Output all records verbatim.

★ ★ ★ ★

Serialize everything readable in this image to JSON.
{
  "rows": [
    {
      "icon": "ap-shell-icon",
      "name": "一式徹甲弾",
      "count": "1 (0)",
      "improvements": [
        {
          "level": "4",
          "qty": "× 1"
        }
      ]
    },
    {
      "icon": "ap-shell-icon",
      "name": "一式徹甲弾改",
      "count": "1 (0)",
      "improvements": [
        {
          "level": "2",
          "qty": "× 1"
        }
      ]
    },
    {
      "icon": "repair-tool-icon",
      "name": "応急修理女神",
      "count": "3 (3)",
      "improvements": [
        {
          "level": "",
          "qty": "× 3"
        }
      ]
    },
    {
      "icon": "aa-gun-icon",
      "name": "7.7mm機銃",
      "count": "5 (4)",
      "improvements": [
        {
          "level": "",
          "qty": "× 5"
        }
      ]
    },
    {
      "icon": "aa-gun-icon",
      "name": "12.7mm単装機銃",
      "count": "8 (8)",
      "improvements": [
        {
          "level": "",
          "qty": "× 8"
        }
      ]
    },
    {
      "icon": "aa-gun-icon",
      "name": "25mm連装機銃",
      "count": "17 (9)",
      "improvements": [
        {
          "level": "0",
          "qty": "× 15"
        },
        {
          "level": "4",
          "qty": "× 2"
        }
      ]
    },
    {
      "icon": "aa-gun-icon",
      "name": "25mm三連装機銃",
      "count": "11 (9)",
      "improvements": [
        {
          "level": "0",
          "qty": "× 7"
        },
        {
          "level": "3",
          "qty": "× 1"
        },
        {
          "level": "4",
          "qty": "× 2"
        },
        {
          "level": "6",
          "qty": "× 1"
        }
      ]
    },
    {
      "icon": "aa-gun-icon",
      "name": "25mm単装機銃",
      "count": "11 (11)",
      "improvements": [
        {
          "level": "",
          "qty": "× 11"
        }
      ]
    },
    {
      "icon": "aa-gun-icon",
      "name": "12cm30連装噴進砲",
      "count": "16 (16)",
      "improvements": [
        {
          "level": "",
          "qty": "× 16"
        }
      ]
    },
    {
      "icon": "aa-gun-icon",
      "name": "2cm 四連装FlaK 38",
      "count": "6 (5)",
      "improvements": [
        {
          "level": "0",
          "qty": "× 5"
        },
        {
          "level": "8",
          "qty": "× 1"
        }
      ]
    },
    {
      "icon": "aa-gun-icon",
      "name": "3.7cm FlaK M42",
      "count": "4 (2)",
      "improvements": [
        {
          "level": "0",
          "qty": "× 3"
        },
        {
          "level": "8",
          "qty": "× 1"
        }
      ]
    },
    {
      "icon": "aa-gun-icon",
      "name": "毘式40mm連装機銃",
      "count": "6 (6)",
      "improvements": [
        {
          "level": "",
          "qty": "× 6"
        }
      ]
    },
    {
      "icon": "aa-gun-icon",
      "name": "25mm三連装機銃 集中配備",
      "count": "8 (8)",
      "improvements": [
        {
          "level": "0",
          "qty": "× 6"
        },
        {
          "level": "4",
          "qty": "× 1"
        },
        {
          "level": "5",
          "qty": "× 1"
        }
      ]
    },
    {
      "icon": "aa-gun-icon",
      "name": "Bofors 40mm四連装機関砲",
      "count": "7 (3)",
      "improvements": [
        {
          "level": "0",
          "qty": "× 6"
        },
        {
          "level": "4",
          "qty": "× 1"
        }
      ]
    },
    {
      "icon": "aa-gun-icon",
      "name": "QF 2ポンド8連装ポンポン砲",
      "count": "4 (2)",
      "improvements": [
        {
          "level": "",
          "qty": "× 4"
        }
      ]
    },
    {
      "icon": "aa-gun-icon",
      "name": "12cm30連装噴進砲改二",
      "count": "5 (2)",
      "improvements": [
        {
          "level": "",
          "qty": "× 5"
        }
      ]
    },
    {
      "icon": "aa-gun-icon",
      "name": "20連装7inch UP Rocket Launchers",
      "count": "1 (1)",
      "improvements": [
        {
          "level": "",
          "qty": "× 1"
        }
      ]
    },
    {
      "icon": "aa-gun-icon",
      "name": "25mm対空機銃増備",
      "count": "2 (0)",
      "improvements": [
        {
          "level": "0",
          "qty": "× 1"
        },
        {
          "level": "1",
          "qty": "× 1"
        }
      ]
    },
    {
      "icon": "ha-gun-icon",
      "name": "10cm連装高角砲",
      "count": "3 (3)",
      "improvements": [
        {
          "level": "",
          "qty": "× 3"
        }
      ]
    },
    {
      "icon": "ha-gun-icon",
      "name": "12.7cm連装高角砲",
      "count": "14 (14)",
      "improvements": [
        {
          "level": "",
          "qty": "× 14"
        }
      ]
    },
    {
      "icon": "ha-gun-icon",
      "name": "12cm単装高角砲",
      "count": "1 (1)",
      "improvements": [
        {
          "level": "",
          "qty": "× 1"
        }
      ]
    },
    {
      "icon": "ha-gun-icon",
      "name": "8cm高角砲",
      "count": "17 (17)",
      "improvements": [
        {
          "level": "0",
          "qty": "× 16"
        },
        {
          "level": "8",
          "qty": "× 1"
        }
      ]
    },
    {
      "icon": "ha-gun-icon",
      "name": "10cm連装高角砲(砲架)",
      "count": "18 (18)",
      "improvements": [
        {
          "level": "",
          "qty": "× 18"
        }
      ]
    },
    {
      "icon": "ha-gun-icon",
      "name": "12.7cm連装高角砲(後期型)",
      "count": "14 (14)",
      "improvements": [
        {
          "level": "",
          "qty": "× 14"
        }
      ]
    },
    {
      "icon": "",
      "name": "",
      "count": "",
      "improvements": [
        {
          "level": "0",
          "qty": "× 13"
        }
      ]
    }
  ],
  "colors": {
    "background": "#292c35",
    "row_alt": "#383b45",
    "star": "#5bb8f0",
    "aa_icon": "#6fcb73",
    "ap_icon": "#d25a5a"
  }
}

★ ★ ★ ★

* **Solved problem**
Serialize everything readable in this image to JSON.
{
  "rows": [
    {
      "icon": "ap-shell-icon",
      "name": "一式徹甲弾",
      "count": "1 (0)",
      "improvements": [
        {
          "level": "4",
          "qty": "× 1"
        }
      ]
    },
    {
      "icon": "ap-shell-icon",
      "name": "一式徹甲弾改",
      "count": "1 (0)",
      "improvements": [
        {
          "level": "2",
          "qty": "× 1"
        }
      ]
    },
    {
      "icon": "repair-tool-icon",
      "name": "応急修理女神",
      "count": "3 (3)",
      "improvements": [
        {
          "level": "",
          "qty": "× 3"
        }
      ]
    },
    {
      "icon": "aa-gun-icon",
      "name": "7.7mm機銃",
      "count": "5 (4)",
      "improvements": [
        {
          "level": "",
          "qty": "× 5"
        }
      ]
    },
    {
      "icon": "aa-gun-icon",
      "name": "12.7mm単装機銃",
      "count": "8 (8)",
      "improvements": [
        {
          "level": "",
          "qty": "× 8"
        }
      ]
    },
    {
      "icon": "aa-gun-icon",
      "name": "25mm連装機銃",
      "count": "17 (9)",
      "improvements": [
        {
          "level": "0",
          "qty": "× 15"
        },
        {
          "level": "4",
          "qty": "× 2"
        }
      ]
    },
    {
      "icon": "aa-gun-icon",
      "name": "25mm三連装機銃",
      "count": "11 (9)",
      "improvements": [
        {
          "level": "0",
          "qty": "× 7"
        },
        {
          "level": "3",
          "qty": "× 1"
        },
        {
          "level": "4",
          "qty": "× 2"
        },
        {
          "level": "6",
          "qty": "× 1"
        }
      ]
    },
    {
      "icon": "aa-gun-icon",
      "name": "25mm単装機銃",
      "count": "11 (11)",
      "improvements": [
        {
          "level": "",
          "qty": "× 11"
        }
      ]
    },
    {
      "icon": "aa-gun-icon",
      "name": "12cm30連装噴進砲",
      "count": "16 (16)",
      "improvements": [
        {
          "level": "",
          "qty": "× 16"
        }
      ]
    },
    {
      "icon": "aa-gun-icon",
      "name": "2cm 四連装FlaK 38",
      "count": "6 (5)",
      "improvements": [
        {
          "level": "0",
          "qty": "× 5"
        },
        {
          "level": "8",
          "qty": "× 1"
        }
      ]
    },
    {
      "icon": "aa-gun-icon",
      "name": "3.7cm FlaK M42",
      "count": "4 (2)",
      "improvements": [
        {
          "level": "0",
          "qty": "× 3"
        },
        {
          "level": "8",
          "qty": "× 1"
        }
      ]
    },
    {
      "icon": "aa-gun-icon",
      "name": "毘式40mm連装機銃",
      "count": "6 (6)",
      "improvements": [
        {
          "level": "",
          "qty": "× 6"
        }
      ]
    },
    {
      "icon": "aa-gun-icon",
      "name": "25mm三連装機銃 集中配備",
      "count": "8 (8)",
      "improvements": [
        {
          "level": "0",
          "qty": "× 6"
        },
        {
          "level": "4",
          "qty": "× 1"
        },
        {
          "level": "5",
          "qty": "× 1"
        }
      ]
    },
    {
      "icon": "aa-gun-icon",
      "name": "Bofors 40mm四連装機関砲",
      "count": "7 (3)",
      "improvements": [
        {
          "level": "0",
          "qty": "× 6"
        },
        {
          "level": "4",
          "qty": "× 1"
        }
      ]
    },
    {
      "icon": "aa-gun-icon",
      "name": "QF 2ポンド8連装ポンポン砲",
      "count": "4 (2)",
      "improvements": [
        {
          "level": "",
          "qty": "× 4"
        }
      ]
    },
    {
      "icon": "aa-gun-icon",
      "name": "12cm30連装噴進砲改二",
      "count": "5 (2)",
      "improvements": [
        {
          "level": "",
          "qty": "× 5"
        }
      ]
    },
    {
      "icon": "aa-gun-icon",
      "name": "20連装7inch UP Rocket Launchers",
      "count": "1 (1)",
      "improvements": [
        {
          "level": "",
          "qty": "× 1"
        }
      ]
    },
    {
      "icon": "aa-gun-icon",
      "name": "25mm対空機銃増備",
      "count": "2 (0)",
      "improvements": [
        {
          "level": "0",
          "qty": "× 1"
        },
        {
          "level": "1",
          "qty": "× 1"
        }
      ]
    },
    {
      "icon": "ha-gun-icon",
      "name": "10cm連装高角砲",
      "count": "3 (3)",
      "improvements": [
        {
          "level": "",
          "qty": "× 3"
        }
      ]
    },
    {
      "icon": "ha-gun-icon",
      "name": "12.7cm連装高角砲",
      "count": "14 (14)",
      "improvements": [
        {
          "level": "",
          "qty": "× 14"
        }
      ]
    },
    {
      "icon": "ha-gun-icon",
      "name": "12cm単装高角砲",
      "count": "1 (1)",
      "improvements": [
        {
          "level": "",
          "qty": "× 1"
        }
      ]
    },
    {
      "icon": "ha-gun-icon",
      "name": "8cm高角砲",
      "count": "17 (17)",
      "improvements": [
        {
          "level": "0",
          "qty": "× 16"
        },
        {
          "level": "8",
          "qty": "× 1"
        }
      ]
    },
    {
      "icon": "ha-gun-icon",
      "name": "10cm連装高角砲(砲架)",
      "count": "18 (18)",
      "improvements": [
        {
          "level": "",
          "qty": "× 18"
        }
      ]
    },
    {
      "icon": "ha-gun-icon",
      "name": "12.7cm連装高角砲(後期型)",
      "count": "14 (14)",
      "improvements": [
        {
          "level": "",
          "qty": "× 14"
        }
      ]
    },
    {
      "icon": "",
      "name": "",
      "count": "",
      "improvements": [
        {
          "level": "0",
          "qty": "× 13"
        }
      ]
    }
  ],
  "colors": {
    "background": "#292c35",
    "row_alt": "#383b45",
    "star": "#5bb8f0",
    "aa_icon": "#6fcb73",
    "ap_icon": "#d25a5a"
  }
}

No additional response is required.